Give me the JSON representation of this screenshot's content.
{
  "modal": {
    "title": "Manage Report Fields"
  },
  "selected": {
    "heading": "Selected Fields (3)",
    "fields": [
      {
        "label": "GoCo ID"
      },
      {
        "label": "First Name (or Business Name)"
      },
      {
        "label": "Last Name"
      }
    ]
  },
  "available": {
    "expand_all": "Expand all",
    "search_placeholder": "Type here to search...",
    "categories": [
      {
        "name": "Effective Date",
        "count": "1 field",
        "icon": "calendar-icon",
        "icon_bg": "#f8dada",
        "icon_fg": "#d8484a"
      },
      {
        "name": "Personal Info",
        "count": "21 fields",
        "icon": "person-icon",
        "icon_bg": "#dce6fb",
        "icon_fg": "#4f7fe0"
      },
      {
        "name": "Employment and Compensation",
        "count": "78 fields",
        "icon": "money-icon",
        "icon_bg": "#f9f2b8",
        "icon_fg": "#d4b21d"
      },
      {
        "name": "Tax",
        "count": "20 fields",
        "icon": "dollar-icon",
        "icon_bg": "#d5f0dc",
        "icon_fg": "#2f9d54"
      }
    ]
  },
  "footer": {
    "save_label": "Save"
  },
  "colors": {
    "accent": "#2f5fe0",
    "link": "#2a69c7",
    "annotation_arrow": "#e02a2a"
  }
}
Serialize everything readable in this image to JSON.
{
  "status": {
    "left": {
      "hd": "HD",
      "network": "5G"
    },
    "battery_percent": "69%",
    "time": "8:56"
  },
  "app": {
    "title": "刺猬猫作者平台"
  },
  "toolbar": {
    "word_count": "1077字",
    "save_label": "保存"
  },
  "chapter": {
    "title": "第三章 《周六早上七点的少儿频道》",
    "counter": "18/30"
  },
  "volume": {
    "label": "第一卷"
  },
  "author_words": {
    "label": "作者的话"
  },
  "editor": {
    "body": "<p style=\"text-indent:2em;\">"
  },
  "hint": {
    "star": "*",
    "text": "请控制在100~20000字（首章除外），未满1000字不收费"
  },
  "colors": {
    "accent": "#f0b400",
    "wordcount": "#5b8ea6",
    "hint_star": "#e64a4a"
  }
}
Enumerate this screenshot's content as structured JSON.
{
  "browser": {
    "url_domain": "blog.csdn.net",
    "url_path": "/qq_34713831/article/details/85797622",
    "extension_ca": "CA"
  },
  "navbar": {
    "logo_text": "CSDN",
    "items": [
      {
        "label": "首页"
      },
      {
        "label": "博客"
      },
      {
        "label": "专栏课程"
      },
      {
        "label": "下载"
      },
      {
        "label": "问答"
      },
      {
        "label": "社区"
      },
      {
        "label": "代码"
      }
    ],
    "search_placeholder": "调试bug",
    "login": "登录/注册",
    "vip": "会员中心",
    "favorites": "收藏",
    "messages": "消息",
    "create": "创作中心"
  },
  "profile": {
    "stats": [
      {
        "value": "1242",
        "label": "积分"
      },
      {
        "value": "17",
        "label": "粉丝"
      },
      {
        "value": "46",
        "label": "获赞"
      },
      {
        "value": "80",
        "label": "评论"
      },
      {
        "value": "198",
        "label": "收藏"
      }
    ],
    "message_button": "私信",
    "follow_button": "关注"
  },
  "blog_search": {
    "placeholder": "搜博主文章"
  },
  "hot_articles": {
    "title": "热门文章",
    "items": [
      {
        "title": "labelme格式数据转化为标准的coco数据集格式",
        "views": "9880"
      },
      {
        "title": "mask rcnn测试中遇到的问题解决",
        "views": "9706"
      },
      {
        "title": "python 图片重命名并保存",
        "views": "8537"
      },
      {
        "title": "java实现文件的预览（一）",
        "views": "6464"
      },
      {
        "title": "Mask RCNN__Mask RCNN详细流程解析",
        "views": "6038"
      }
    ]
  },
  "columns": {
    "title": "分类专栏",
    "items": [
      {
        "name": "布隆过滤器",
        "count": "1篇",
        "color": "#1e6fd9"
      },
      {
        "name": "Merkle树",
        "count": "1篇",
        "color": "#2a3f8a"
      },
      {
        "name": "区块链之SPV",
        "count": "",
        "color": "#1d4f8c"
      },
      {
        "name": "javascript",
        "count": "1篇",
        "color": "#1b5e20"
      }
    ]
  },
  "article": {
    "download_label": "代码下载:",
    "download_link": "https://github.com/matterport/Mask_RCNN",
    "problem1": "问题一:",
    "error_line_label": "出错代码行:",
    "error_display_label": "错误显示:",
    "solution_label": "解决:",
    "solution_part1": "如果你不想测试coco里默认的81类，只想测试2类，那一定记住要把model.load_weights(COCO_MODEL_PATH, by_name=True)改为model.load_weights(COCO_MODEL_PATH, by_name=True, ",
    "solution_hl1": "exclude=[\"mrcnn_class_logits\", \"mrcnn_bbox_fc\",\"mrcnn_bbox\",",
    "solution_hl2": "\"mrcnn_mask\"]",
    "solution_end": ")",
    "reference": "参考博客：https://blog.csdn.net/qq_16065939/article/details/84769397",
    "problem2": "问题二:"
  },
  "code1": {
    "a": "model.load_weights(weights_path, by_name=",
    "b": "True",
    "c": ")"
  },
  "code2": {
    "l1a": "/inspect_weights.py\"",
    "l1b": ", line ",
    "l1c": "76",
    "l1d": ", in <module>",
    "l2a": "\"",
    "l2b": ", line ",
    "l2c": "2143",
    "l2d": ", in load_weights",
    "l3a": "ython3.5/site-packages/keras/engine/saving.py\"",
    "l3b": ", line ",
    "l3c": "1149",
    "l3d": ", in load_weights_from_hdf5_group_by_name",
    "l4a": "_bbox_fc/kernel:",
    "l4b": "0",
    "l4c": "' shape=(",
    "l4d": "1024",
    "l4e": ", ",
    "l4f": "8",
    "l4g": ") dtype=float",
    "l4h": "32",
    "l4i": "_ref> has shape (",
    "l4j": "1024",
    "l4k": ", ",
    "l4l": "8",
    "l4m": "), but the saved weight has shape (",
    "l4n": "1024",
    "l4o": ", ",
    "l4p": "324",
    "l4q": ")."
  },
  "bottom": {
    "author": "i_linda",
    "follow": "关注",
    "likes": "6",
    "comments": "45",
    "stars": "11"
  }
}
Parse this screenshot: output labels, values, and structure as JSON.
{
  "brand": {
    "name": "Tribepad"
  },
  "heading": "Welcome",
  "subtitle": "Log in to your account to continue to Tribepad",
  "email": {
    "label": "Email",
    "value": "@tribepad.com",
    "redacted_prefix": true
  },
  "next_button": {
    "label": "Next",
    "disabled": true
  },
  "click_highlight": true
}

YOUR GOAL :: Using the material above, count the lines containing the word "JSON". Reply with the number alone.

RESULT OF THE EXERCISE :: 4